Fiscal cliff negotiations leave several questions

Posted at: 12/31/2012 7:50 PM
Updated at: 12/31/2012 8:04 PM
By: Dan Bazile

Even with a fiscal cliff deal, your income would take a hit come January 1st, 2013.

But without deal to raise taxes only on the rich, there will be automatic tax hikes where the average family could be paying an extra $2,000 in taxes for the year.

There's also the alternative minimum tax or AMT. There hasn't been much talk about it. But it's estimated millions more Americans will be subjected to it next year.

Ed Welch from Liberty Tax Service in Albany says families making more than $150 thousand a year will have to pay the AMT.

“It’s estimated that it will increase the number of people who are subject to it by 28 million people,” says Welch.

Without a deal, there will also be automatic spending cuts, government reduction in jobs if not a complete shut down in some areas. Tim Meigher, Financial Advisor at Morgan Stanley Smith Barney says that along with the tax hikes will trigger an economic problem.

“That affects people's income. And when it affects people's income, that affects the economy and consumer spending and all the things that go with it,” says Meigher.

He says even if they reach a deal, it has to be substantive. He says the devil will be in the details of the spending cuts and those tax hikes, or else the market react negatively.
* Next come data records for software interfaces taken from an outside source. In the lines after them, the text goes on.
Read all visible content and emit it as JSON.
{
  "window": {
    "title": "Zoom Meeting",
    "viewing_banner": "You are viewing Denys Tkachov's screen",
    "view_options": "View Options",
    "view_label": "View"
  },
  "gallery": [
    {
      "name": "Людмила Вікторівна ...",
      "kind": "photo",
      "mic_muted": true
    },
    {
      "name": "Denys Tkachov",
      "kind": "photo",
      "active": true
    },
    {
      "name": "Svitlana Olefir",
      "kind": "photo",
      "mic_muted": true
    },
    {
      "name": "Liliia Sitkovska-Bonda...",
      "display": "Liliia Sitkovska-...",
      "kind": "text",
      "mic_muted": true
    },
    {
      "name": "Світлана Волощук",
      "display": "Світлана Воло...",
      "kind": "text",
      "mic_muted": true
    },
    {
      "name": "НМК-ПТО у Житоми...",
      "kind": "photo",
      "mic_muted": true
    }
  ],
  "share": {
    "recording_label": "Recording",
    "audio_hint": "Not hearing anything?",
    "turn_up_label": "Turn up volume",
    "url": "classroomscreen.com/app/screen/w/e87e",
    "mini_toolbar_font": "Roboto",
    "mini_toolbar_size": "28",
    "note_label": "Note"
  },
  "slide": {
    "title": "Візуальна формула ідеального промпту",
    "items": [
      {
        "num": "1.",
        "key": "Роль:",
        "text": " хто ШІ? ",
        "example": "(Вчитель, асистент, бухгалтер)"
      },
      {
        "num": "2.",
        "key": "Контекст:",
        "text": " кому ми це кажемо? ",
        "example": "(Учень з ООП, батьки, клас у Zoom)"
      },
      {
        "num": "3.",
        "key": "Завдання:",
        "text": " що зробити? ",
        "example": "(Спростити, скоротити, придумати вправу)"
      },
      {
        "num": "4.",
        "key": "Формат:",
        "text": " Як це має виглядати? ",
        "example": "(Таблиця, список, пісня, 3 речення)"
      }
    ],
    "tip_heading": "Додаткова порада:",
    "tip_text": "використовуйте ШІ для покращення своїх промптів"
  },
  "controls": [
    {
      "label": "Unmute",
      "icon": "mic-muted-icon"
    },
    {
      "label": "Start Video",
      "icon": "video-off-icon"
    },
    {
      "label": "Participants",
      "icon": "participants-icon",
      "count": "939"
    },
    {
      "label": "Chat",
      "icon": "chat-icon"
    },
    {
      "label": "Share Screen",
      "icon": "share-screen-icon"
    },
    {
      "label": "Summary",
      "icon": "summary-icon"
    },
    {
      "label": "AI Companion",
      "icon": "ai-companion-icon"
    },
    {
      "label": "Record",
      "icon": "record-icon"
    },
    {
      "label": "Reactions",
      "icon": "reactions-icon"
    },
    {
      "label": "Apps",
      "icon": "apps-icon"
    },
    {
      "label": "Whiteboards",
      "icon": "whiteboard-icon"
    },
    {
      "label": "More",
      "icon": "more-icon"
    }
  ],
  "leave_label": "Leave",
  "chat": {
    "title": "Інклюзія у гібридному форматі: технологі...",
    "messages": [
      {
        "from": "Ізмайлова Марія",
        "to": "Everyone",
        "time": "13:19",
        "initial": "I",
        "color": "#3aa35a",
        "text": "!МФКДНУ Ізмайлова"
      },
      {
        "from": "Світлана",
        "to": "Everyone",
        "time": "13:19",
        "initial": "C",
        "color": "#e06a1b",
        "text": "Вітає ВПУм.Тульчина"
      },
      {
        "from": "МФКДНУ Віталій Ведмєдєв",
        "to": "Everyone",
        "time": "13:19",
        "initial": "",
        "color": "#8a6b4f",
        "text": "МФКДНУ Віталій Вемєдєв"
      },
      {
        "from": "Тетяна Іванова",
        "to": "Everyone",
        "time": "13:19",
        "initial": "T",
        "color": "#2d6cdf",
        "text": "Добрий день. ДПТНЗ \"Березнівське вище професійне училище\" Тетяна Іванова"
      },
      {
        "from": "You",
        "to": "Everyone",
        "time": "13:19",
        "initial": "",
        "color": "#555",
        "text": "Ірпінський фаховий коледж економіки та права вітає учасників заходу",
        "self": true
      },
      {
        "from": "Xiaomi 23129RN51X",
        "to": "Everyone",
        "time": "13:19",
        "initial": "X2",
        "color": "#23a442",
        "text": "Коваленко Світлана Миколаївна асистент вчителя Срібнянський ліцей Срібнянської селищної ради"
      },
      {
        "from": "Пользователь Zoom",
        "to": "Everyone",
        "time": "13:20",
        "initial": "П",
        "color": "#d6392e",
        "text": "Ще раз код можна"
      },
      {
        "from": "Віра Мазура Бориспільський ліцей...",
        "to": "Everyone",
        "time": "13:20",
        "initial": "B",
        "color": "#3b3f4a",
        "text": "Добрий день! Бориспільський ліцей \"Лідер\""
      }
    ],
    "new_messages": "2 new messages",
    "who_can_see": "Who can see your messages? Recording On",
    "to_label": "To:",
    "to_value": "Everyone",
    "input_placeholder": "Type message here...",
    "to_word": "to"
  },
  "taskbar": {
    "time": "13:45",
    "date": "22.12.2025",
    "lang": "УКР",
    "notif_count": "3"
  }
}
“Would there be a sell-off? In my opinion yes, there would be a sell-off. I don't think there would be anything near like a crash,” says Meigher.

The good news, Congress could block the tax hikes and spending cuts retroactively with legislation. So, the fiscal cliff could still be fixed without a deal.